■ WHAT IS NEEDED:
Wherever the word "icon" shows up in the data, report the line it sits in.

■ EXERCISE INPUTS:

========

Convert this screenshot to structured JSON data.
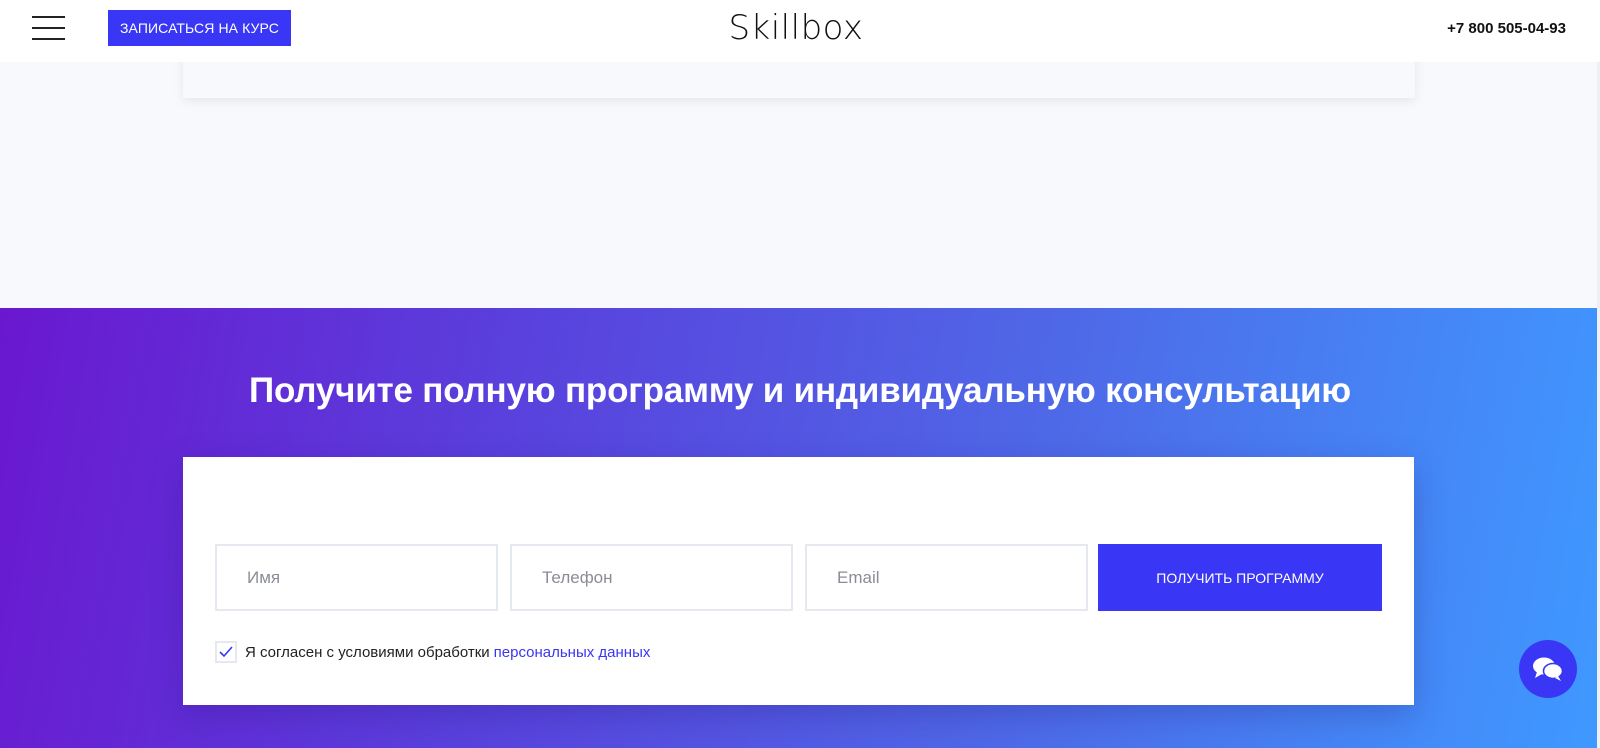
{
  "header": {
    "menu_icon": "hamburger-menu-icon",
    "enroll_label": "ЗАПИСАТЬСЯ НА КУРС",
    "logo_text": "Skillbox",
    "phone": "+7 800 505-04-93"
  },
  "promo": {
    "title": "Получите полную программу и индивидуальную консультацию",
    "form": {
      "name_placeholder": "Имя",
      "phone_placeholder": "Телефон",
      "email_placeholder": "Email",
      "submit_label": "ПОЛУЧИТЬ ПРОГРАММУ",
      "consent_checked": true,
      "consent_text": "Я согласен с условиями обработки",
      "consent_link": "персональных данных"
    }
  },
  "chat": {
    "icon": "chat-bubbles-icon"
  },
  "colors": {
    "accent": "#3a36f5",
    "gradient_start": "#6a18d0",
    "gradient_end": "#3f99ff"
  }
}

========

■ OUTPUT OF THE TASK:
    "menu_icon": "hamburger-menu-icon",
    "icon": "chat-bubbles-icon"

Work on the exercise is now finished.